Fictional worlds don’t need to adhere to the laws of nature and logic. The sky can send down a rain of flowers when a beloved character dies. A person can develop a friendship with the ghost of the man he killed. Time can go in a circle. One Hundred Years of Solitude is filled with many […]

A nice side effect of being a business student is that it made The Restaurant at the End of the Universe an even more hilarious read than what it would’ve been otherwise. I’m referring to a part of the story known as the ‘B’ Ark, where our protagonists stumble across millions of alien management consultants, […]

Disclaimer: This post might not make a lot of sense to most readers. It is mainly written to document some key insights that I want to take away from a book, for self-reference in future. My love for Harper Lee magnified after reading Go Set a Watchman. The book addresses a topic that is extremely […]

Go Set a Watchman is a shady book. Since its publication in 2015, it has been drowned in controversy. It isn’t clear whether Harper Lee wanted it to be published, because she had maintained throughout her life that she will never publish another book. As a result, several Harper Lee fans have boycotted it. I was delighted to receive the book […]

Slaughterhouse Five is miles apart from anything else I’ve read, as all great books generally are. It’s easy to overlook its brilliance, though, since much of the essence is concealed behind layers of subtlety. The opening line reads: “All this happened, more or less.” Picking a madman as a narrator opens up several interesting possibilities […]

I haven’t explored Bengali literature much and that has always bothered me in a consistent, nagging sort of way. My knowledge of Bengali is limited to 12 years of schooling, Satyajit Ray, and few other novels and short stories. I believe time is better invested in learning one way of doing a particular thing instead of multiple ways […]

Ah, if there is one character that would describe my concept of an ideal human being, it would be Atticus Finch from To Kill a Mockingbird. His perfection, sadly, confines him to the pages of fiction — more specifically, to a child’s narration of a simplified version of the world.

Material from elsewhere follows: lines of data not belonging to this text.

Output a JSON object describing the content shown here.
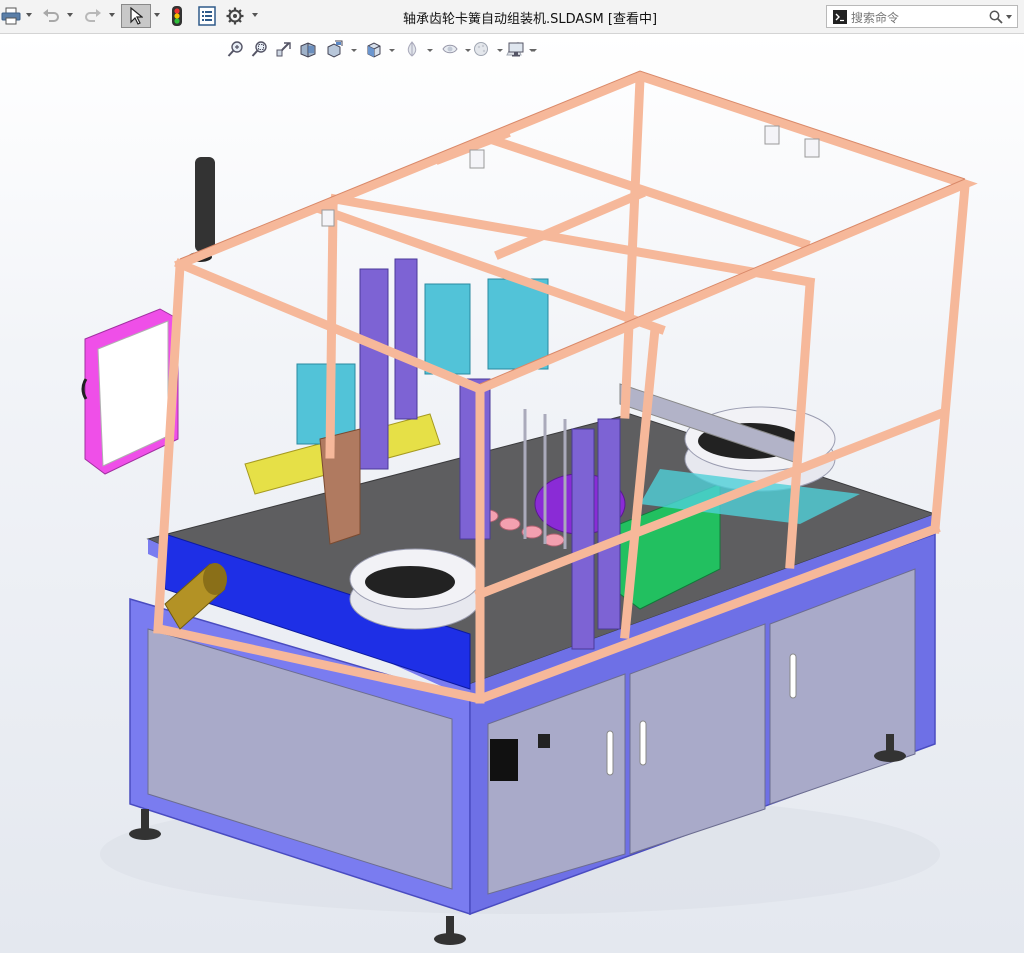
{
  "window": {
    "title": "轴承齿轮卡簧自动组装机.SLDASM [查看中]"
  },
  "toolbar": {
    "items": [
      {
        "icon": "print-icon",
        "has_dropdown": true
      },
      {
        "icon": "undo-icon",
        "has_dropdown": true
      },
      {
        "icon": "redo-icon",
        "has_dropdown": true
      },
      {
        "icon": "select-pointer-icon",
        "has_dropdown": true,
        "active": true
      },
      {
        "icon": "traffic-light-icon",
        "has_dropdown": false
      },
      {
        "icon": "file-properties-icon",
        "has_dropdown": false
      },
      {
        "icon": "gear-icon",
        "has_dropdown": true
      }
    ]
  },
  "search": {
    "prompt_icon": "command-prompt-icon",
    "placeholder": "搜索命令",
    "icon": "search-icon"
  },
  "heads_up_toolbar": {
    "items": [
      "zoom-to-fit-icon",
      "zoom-to-area-icon",
      "previous-view-icon",
      "section-view-icon",
      "dynamic-annotation-icon",
      "view-orientation-icon",
      "display-style-icon",
      "hide-show-items-icon",
      "edit-appearance-icon",
      "apply-scene-icon",
      "view-settings-icon"
    ]
  },
  "model": {
    "name": "assembly-machine-model",
    "colors": {
      "frame": "#f6b89a",
      "frame_edge": "#d98868",
      "base": "#7a7cf0",
      "base_dark": "#5a5cd8",
      "panel": "#a9aac9",
      "bed": "#5e5e60",
      "blue_plate": "#1e2fe6",
      "cabinet": "#ef4fe8",
      "cylinder": "#52c3d8",
      "purple": "#7d63d4",
      "yellow": "#e6e047",
      "green": "#22c060",
      "feeder": "#b2b3c8"
    }
  }
}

The real world comes with the […]

I’m nearing the end of Crime and Punishment. Dostoevsky is my (new) favorite author. Being in love with his works is like being in a disastrous relationship — you know you’ll go insane if you stick around, but you stick around anyway. I’m a little concerned about my mental health. I’ve returned the book to […]

Someone had mentioned to me that Catch-22 is a funny book, but didn’t care to mention funny in what way. I picked it up expecting a light and humorous read to go along with the heaviness of the other book that I’ve been reading — Crime and Punishment. After a few chapters, I realized that I […]

All readers have a fantasy of building a mini-library; a room dedicated to books or something of that sort. At least that has been the case for me ever since I can remember. In fact, none of the books I read till middle school were borrowed — I bought them all and made quite a […]

I finally read The Catcher in the Rye which had been on my to-read list since, like, forever. The novel has a somewhat controversial image (several shooters, including the guy who killed John Lennon, had claimed to have been influenced by the book). Let me begin by stating what I knew about this book before […]

Long back, I had stumbled upon a short story by J. D. Salinger on the internet. A short story, I feel, is a nice way of getting acquainted with an author’s writing style. The story was titled A Girl I Knew. It unfolded pleasantly under the narrator’s matter-of-fact tone and subtle humor, until the girl was introduced; the writing took on shades of detached admiration and everything […]